Twisting his lips into a friendly smile, Straight Razor Dan moved toward his female and the large human who sat gazing raptly at her. He was pleased that she had decided to join the hunt after all, and impressed that she had taken so quickly to his teachings. The male at the bar had obviously fallen completely under her spell. Perhaps after she had had her fill of blood she would be more amenable to coupling with him again. An image of her firm young body sprang into his mind and the vampire saw himself poised between her strong white legs….
“Darling,” he called when he was within a few feet of the couple, “I thought I saw you down here.”
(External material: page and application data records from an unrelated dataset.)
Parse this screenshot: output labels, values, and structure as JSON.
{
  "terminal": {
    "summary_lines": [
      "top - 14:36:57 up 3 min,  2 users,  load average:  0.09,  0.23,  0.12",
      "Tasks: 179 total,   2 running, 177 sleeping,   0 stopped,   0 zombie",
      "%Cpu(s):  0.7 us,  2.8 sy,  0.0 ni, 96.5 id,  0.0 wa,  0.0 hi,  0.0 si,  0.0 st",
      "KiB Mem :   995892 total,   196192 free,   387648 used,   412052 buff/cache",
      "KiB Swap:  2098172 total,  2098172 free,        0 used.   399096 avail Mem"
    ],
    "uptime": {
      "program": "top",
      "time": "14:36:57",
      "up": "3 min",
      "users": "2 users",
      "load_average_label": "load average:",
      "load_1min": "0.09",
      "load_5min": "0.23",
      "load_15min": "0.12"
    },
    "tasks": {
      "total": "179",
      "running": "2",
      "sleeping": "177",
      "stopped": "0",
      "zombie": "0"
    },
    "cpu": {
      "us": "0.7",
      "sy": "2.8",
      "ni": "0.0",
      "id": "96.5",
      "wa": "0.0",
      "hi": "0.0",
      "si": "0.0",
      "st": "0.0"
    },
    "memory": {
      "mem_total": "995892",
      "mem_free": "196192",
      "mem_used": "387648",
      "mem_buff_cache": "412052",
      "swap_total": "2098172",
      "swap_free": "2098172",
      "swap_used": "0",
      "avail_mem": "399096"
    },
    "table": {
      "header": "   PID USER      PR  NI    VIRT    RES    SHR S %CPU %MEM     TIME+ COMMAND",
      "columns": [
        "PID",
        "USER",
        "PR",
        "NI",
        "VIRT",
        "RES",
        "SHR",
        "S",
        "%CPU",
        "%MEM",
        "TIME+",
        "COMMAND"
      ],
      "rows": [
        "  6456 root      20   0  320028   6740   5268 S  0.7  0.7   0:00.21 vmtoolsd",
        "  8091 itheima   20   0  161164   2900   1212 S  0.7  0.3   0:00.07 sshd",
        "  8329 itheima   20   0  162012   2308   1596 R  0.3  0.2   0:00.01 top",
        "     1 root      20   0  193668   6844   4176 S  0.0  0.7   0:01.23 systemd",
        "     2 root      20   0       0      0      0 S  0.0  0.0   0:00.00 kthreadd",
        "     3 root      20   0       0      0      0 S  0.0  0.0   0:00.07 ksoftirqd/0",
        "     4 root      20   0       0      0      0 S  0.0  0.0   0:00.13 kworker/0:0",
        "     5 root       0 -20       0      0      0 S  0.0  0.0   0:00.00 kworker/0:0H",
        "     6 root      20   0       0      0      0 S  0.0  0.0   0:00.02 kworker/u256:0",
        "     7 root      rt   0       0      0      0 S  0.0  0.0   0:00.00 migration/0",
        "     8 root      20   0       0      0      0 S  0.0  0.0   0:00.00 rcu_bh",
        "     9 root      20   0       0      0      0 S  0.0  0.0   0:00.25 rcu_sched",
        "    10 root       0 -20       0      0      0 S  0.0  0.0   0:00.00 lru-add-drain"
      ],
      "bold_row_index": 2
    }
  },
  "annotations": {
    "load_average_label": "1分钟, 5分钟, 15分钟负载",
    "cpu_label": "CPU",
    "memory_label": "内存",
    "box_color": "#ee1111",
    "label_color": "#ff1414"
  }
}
The female looked up at him, startled, and it was clear she did not know how to respond to the cheerful English greeting. “Simply agree with me,” he hissed, leaning close and pretending to brush her cheek with his lips. He straightened after a moment and looked at the human male, extending a thin hand. “Daniel,” he said.
The other got clumsily to his feet, extending a large hand to be shaken. “John,” he said, “John Kelly, software.”
“How interesting,” said the creature in his most sincere tone. “I’d love to hear about your work John. I’ve always been fascinated with technical things.” Turning smoothly back to the female, he broadened his smile. “Darling, it’s been ages since I’ve seen you. What luck running into you here. I had a call from the studio just today. They’re anxious to talk to you about the new Travolta project.”
The female smiled weakly and the vampire lowered his voice to a confidential tone. “Here’s an idea,” he said as if a wonderful thought had just popped into his mind. “Why don’t you and John join April and me for dinner out in Malibu? I was just about to ask her.” Leaning close to the big human, he clasped the man’s shoulder in a gesture of comradeship. “Of course it would be my treat and, between us guys, John, the food here at Scatters just isn’t worth the money since Andre went back to Spago….”
“Well now, that’s awful nice of you,” beamed the large human, turning hopefully to the girl at the bar.”
“I’m not sure,” Summer said uncertainly. She looked up at the prince, trying to gauge his expression. “I mean, your…vehicle is so small….”
“No problemo,” said Straight Razor Dan, his voice filled with false cheer, “luckily I brought the Mercedes tonight.”
“Oh.” Summer’s voice was a tiny whisper against the noisy clatter of the restaurant.
“Then it’s all settled,” he smiled. “I’ll just go and collect April and we’ll be on our way.” He turned on his heel and walked back toward the far end of the bar, the false smile still frozen on his lips. Why, he wondered, was the little bitch acting so strangely now? Perhaps she was just nervous at the prospects of taking the large male. Still, her behavior was very odd, considering how brilliantly she had hunted.
The vampire put the disturbing thought aside, concentrating on the voluptuous female who sat by the bar, patiently awaiting his return. He leaned close, lowering his face to within a few inches of her beautiful throat. “April, I’ve just had a marvelous idea.” His voice was a husky whisper.